zamboner wrote:I don't get the Martian praise. It was literally just watching Matt Damon solve his way out of one problem after another. Completely linear and shallow.
And watching Donald Glover play the beyond-cliché idiot-savant made me cringe. Why include him? The best was when he hacked that server and his computer displayed something like "Server Hacked!". lol. High fives around.
Mars did look cool from behind my 3-D glasses, but this movie was a basic bitch.
Taking your points in order, handling a complex set of interconnected challenges by creating one solution after another was the whole point. It's an ode to science. That's how it goes. I appreciate that about the movie, but that's a reflection of personal taste and interest so it makes sense that what is a positive for me will be a negative for others.
I've never seen Donald Glover in anything so I don't know how he normally acts. I thought he was less aspergery than he should have been. And the supercomputer scene is apparently reasonable. The author wrote a PC program to calculate orbits and stuff when he was writing the book and he couldn't do anything except simulate what a ship would do based on direction and duration of burns he guessed at. When the book was a success he asked NASA guys how they handle the insane orbital mechanics math that creates 10th order differential equations and seem impossible to solve.
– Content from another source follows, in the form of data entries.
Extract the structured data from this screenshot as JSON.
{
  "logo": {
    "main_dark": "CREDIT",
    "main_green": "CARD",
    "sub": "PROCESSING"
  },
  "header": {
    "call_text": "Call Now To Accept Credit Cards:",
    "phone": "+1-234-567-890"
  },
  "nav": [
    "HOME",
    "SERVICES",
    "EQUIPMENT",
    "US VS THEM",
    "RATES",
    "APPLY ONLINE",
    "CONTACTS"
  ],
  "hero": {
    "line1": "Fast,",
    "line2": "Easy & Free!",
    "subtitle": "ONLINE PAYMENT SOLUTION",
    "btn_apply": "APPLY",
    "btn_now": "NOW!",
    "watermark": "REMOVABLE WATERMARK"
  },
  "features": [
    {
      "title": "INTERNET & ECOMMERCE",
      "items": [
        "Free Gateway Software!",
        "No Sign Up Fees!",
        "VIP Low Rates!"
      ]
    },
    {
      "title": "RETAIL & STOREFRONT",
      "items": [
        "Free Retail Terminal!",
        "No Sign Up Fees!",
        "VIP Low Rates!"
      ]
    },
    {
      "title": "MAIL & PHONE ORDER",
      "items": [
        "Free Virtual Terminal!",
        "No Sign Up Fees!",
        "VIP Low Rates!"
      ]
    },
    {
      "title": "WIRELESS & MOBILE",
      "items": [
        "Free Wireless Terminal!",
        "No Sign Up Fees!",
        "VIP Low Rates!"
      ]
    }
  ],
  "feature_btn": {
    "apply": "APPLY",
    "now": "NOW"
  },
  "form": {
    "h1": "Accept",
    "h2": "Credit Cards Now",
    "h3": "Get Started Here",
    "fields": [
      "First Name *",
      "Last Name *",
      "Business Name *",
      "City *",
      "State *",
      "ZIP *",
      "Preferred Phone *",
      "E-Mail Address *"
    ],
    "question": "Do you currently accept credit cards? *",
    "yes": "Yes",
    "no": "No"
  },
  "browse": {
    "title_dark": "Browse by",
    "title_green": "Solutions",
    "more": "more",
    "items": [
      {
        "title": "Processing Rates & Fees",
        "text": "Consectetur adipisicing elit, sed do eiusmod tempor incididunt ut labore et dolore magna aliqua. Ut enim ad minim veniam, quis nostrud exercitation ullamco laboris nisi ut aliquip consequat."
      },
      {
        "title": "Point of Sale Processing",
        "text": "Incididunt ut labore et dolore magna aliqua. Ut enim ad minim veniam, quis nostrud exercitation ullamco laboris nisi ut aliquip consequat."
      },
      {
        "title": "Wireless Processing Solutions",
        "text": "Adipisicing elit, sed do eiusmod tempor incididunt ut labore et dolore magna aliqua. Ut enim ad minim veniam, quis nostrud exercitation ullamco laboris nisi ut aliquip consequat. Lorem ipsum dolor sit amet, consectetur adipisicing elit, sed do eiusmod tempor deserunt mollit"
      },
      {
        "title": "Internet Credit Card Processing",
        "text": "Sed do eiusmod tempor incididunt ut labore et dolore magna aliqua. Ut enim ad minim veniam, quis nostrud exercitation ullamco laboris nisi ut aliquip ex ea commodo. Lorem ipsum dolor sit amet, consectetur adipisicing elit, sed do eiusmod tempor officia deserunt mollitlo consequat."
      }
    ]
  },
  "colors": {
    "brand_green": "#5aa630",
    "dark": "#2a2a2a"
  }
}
They said, "nobody solves those, they're too hard. We just simulate it." Except their simulations take way more variables into account. So the Rich Purnell character would probably have a quick and dirty bit of software for coming up with courses and then would need to run it through the big machines to make sure it would actually work.
The screenshot is "Calculations Correct". In the real world he would do that from his office, and the screen would say something undramatic like "Simulation complete." and then he would run it through an analysis tool that would report "Maximum deviation from original course: 830.27 meters" or something, and then he'd have to explain it. But movies have to show, not explain, so you put him in a datacentre and have the computer tell him it's correct. Meh.